Joel Pomerantz (my partner in this lecture business) talked to us on March 19th, 2015 about his research into the flood of 1862. At first he did not find a whole lot, until he stumbled across the term “freshet”. That opened up a whole new line of research — which led to this wonderful and somewhat unconventional lecture — a “choose your own lecture” adventure: offering a list of topics on which he could speak.
He did give some background to start. The term “atmospheric river” is a relatively new one. I hadn’t heard of it myself until I heard a lecture on drought last fall, but it popped up in the news a lot at the start of our winter storm cycle (the threat of which caused more chaos than the actual event this year). These rivers in the sky are actually the delivery mechanism for a lot of moisture from the the equator to landmasses. The moisture isn’t necessarily even visible from space only recently have microwave satellites been able to track them.
One of these rivers pushes up toward the northwest, and under certain circumstances, storms in Alaska (the results of other atmospheric rivers) push these rivers further south into California. The total water in these systems can be huge (10 to 20 Mississippi’s worth), and what fell in California in 1862 was exacerbated by a drought in the prior year, and a hard freeze that followed. What measurements we had: San Francisco saw 24”-37” of rain in January alone (19-20 is the average for the year). In gold country there was 108” in a month.
All this wrought terrible destruction, pretty much every mill, ferry, and bridge were washed out (many many deaths happened with people trying to cross rivers), tens of thousands of dead cattle washed up on beaches, low lying farms inundated, Sacramento flooded.
Newspaper accounts of the time (akin to the blogs of today) had all sorts of accounts of how terrible it was. Every day people thought it could not get worse, and each day it did. A Southern Californian woman recounted how in a 6 week stretch there was not time to dry even a handkerchief.
Given the prior year’s drought, sediment got picked up from the ground rather than the water being absorbed — and given also the blasting going on for mining, a tremendous amount of soil and rock was moved and polished by the high fast moving water. Water covered 30’ high telegraph poles in some places and steamships were able to go anywhere.
The freeze that followed didn’t stop it. The freeze was a deep one down to sea level, but it didn’t stop the water from moving and ice tsunamis formed — ice piling upon ice, pushing up onto land crushing whatever might be in its path.
San Francisco Bay clocked no flood tides for over a week, raised as it was by 7’, and the water was fresh enough that steam ships didn’t have to trek to their usual freshwater streams to get water.
The effects did not happen all in one go either. Drought followed in 1863 and 600k more cattle died, pretty much the last of the stock that came from the original Spanish settlements. Michael Barber of UC Davis thinks that this is when native grasslands were supplanted, when new cattle was brought in directly from the east. Tree squirrels may have also taken their place at this time — so many ground squirrels were killed into the floods.
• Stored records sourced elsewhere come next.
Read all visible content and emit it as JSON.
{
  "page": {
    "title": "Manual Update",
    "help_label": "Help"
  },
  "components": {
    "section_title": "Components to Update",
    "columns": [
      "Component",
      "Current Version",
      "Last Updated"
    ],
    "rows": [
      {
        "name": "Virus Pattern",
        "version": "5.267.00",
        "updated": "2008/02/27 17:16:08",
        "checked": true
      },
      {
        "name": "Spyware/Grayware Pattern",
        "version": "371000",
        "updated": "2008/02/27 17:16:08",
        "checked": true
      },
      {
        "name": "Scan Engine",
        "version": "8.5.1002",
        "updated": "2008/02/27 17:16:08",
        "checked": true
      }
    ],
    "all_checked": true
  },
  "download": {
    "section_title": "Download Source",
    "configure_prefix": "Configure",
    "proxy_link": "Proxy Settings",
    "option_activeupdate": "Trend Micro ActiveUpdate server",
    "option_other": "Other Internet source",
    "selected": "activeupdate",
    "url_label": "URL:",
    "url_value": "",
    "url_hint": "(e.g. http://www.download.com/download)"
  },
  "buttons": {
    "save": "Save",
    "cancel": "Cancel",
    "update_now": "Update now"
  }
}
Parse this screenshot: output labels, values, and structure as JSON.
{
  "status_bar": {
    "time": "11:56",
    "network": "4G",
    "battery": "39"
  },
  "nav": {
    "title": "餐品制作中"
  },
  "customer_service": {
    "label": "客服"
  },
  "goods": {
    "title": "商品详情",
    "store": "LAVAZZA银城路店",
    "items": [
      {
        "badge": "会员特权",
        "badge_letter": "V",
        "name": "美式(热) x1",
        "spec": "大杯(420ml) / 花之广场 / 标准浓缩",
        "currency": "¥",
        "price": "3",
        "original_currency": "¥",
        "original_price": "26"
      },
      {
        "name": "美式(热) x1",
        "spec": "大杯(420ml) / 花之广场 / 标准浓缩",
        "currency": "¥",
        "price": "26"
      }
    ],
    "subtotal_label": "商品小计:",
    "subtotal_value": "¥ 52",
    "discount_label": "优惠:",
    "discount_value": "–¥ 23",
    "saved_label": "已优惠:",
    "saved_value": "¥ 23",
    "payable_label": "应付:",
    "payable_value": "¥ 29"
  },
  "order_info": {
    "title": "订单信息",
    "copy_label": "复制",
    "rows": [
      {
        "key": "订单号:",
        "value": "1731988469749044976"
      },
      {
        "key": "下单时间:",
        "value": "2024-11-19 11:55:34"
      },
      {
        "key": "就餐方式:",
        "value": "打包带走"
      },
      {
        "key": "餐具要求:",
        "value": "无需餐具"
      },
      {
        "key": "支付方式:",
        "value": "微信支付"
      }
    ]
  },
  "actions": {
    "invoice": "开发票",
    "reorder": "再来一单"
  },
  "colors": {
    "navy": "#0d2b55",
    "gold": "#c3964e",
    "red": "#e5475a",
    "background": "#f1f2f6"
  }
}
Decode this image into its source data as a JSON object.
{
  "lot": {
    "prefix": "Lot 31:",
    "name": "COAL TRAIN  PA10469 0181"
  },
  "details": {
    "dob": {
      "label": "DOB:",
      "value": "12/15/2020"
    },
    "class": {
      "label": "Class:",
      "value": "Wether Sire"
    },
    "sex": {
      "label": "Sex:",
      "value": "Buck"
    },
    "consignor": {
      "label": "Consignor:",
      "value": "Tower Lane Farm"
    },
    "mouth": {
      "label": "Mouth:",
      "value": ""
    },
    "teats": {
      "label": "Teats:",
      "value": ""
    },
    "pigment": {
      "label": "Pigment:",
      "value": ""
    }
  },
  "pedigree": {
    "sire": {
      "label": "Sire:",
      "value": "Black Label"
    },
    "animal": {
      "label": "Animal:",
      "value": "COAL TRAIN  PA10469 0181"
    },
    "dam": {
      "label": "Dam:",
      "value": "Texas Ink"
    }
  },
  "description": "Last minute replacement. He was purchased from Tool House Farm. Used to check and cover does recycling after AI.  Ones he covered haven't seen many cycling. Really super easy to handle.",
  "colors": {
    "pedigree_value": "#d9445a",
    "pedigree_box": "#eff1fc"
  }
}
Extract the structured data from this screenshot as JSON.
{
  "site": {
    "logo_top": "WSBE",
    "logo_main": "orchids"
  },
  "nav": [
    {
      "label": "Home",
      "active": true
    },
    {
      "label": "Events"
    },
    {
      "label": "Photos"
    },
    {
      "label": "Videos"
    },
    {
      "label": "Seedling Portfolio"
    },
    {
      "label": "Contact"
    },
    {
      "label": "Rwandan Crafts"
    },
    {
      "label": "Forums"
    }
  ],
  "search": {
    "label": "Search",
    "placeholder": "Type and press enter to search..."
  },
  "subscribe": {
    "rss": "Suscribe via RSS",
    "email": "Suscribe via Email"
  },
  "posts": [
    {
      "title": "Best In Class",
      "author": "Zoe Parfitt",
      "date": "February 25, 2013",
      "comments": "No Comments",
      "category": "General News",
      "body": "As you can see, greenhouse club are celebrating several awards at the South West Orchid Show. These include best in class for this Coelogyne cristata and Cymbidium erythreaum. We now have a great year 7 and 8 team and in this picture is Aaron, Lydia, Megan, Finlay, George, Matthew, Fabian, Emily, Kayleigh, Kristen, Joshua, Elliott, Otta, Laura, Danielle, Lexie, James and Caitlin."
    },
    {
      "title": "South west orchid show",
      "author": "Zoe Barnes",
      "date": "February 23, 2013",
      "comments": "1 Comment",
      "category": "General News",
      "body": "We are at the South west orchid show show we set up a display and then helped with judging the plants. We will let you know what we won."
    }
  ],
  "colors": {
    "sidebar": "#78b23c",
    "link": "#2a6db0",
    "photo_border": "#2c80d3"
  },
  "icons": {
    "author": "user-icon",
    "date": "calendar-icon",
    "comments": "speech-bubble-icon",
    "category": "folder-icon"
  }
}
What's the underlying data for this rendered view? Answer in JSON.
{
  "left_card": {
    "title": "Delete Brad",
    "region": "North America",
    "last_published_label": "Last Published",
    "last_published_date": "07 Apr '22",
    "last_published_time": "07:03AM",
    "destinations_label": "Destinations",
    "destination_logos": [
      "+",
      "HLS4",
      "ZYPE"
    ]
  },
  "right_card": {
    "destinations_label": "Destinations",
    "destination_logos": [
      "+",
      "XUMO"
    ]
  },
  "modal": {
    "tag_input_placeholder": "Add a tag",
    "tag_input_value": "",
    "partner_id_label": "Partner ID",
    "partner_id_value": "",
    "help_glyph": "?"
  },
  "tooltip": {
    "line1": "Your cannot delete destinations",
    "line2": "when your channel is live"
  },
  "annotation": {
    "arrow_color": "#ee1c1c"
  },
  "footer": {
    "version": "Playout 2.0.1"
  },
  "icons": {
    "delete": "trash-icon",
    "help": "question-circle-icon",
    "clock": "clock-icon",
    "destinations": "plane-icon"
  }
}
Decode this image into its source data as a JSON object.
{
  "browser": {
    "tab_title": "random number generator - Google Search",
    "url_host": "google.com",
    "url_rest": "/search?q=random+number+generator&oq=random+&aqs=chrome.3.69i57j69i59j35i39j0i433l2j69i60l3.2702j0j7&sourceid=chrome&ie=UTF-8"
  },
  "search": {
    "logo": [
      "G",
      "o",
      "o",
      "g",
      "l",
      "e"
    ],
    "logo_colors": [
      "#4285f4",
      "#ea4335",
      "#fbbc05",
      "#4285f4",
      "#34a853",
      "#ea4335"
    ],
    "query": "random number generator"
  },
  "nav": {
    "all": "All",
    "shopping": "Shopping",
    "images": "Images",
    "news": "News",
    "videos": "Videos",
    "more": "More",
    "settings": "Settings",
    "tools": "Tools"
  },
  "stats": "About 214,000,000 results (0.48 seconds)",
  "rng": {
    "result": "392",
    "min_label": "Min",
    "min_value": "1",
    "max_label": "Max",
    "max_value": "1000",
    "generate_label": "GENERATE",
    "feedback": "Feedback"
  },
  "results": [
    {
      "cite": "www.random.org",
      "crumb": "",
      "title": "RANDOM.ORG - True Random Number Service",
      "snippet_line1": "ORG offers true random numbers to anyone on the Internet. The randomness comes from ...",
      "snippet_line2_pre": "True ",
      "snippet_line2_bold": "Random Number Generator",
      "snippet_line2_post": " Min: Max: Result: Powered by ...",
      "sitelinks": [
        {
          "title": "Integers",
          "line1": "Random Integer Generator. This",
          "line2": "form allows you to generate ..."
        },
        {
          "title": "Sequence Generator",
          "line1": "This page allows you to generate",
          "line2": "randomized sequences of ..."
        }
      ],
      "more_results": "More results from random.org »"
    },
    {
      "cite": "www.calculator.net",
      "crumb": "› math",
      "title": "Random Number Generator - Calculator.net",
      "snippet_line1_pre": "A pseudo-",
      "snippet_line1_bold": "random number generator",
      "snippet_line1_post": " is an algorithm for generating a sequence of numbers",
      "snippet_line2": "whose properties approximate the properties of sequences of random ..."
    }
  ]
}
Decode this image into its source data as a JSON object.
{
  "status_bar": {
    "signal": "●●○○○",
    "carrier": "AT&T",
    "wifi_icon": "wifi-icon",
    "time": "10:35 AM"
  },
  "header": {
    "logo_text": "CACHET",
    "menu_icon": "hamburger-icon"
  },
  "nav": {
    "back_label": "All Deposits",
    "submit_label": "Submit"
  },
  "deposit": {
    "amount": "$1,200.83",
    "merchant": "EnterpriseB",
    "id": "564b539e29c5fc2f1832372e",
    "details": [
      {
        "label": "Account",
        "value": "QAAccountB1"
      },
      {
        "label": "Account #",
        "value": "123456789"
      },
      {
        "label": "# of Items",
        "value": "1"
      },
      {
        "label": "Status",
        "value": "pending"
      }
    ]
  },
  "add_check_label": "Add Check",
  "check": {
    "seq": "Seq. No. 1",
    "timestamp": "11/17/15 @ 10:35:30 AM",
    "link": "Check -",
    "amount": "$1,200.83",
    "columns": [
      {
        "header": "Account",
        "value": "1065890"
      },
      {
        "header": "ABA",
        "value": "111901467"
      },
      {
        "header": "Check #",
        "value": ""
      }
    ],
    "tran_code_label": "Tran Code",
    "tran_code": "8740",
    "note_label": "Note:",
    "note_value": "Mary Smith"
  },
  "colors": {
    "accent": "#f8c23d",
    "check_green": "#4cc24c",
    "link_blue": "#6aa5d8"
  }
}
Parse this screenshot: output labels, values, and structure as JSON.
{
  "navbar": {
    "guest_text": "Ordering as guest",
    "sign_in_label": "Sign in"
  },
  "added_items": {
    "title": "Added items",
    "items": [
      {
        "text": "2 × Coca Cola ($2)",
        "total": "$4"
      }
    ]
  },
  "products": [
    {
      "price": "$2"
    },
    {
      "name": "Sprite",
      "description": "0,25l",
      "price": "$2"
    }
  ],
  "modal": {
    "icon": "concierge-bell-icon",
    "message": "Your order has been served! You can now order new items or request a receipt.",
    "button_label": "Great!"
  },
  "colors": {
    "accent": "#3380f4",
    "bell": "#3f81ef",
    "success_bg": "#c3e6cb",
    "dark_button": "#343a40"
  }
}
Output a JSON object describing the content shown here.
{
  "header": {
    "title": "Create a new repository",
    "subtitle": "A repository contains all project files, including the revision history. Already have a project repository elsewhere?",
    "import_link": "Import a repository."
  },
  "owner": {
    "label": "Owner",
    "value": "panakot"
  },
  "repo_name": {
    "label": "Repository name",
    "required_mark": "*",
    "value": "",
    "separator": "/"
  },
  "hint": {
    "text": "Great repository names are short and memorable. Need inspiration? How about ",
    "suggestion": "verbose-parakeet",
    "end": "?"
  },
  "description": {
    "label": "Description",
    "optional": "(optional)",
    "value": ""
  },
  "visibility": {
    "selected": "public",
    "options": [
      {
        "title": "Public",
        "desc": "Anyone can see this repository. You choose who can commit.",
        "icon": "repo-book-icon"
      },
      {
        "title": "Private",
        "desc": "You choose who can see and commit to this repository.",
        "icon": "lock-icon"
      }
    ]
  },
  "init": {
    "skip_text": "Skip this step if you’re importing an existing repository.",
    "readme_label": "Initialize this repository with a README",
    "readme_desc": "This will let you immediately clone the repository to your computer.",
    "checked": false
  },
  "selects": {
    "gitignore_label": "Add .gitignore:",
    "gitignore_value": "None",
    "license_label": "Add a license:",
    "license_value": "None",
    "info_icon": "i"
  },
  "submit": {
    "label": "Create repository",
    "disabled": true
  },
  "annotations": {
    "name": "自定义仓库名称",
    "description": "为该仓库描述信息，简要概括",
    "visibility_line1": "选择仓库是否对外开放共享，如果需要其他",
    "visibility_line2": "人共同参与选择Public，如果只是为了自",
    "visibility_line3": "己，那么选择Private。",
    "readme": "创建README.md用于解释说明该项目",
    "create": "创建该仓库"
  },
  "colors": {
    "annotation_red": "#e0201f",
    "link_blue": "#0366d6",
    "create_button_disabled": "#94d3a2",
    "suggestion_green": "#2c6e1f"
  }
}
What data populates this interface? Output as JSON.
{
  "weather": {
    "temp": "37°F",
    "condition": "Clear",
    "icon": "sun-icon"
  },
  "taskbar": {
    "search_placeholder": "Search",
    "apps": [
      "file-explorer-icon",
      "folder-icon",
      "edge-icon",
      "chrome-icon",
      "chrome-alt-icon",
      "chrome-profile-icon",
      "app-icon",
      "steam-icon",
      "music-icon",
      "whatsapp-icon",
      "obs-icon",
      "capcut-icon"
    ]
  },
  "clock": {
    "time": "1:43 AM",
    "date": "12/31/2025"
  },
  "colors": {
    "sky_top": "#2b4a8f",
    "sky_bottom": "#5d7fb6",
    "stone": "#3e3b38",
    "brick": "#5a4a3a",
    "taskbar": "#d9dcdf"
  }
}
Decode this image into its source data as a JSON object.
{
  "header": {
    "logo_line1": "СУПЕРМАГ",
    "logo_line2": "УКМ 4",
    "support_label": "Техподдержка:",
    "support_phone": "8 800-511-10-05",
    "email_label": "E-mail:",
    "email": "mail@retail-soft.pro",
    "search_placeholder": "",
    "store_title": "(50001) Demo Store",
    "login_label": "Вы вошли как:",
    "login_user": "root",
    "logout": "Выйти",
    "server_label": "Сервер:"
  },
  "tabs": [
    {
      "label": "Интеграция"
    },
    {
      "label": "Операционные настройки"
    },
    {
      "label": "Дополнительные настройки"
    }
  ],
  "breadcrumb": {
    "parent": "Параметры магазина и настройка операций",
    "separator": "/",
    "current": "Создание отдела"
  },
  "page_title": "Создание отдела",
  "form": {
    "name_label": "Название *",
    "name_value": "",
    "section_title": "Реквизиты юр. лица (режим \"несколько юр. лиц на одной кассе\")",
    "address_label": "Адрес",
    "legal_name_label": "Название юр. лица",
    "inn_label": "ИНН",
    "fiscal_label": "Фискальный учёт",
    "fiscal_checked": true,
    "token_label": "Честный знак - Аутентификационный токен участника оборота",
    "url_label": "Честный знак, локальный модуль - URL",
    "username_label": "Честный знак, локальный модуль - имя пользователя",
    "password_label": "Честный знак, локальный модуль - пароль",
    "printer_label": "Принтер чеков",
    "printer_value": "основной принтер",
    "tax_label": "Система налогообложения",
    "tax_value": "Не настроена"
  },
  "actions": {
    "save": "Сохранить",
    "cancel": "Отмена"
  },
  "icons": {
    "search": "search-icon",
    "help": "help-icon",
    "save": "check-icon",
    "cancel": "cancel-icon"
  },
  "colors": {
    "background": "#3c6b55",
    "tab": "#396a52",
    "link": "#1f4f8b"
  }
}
The greatest source of information about the floods comes from Sacramento. Governor Leland Stanford was inaugurated on Jan 10th, 1862 and was said to have had to row to the ceremony. Business had to be carried out on the 2nd floor of Sacramento, and 1000s of miners came down from the hills looking for a way back to San Francisco. A fair number of people turned their backs on California altogether.
The story quickly made its way into stories and song: Bret Harte’s Luck of Roaring Camp (the story was very successful, the author himself helped rescue people during the floods), a musician Max Zorer who named his songs after the flood (The California Flood Mazurka Dance), and a minstrel song published in 1863 called Down By the River Lived a Maiden, by H. S. Thompson, about a woman who drowns while chasing her ducks away from the river, which later was the inspiration for a song you are all familiar with Oh My Darlin’ Clementine. Joel gave a fabulous rendition of the original — an “old timey” sounding tune, with its amusing but ultimately sad lyrics (sadly my recording of this event failed entirely).
Joel had us speculate on why this disaster faded into the background, beyond the terminology, until recently there was little to be found on the subject. There is some level of time passing — we would not expect much of a history of Hurricane Sandy in 150 years perhaps, except that we are now building on the places that were designed as flood plains in the 1850s. His hypothesis is that it might be the flood control administrators who did not want to talk about it — the storm was of such a magnitude that it is unlikely we could build to it. It’s only recently that people have begun to think about a response (on such effort referred to as the Ark Storm). 16 million people live in areas which were underwater in 1862.
How long ‘til the next one? It is really impossible to say. There have been 2-5 storms of this magnitude in the last 2000 years (measuring from sediment layers taken from lakes). Ultimately, it is up to us citizens to remember, research, pass on, and act on this kind of knowledge.
At the end of the lecture, I am sure that Joel could have gone on much longer. Keep an eye on http://thinkwalks.org for updates and future talks on his flood research.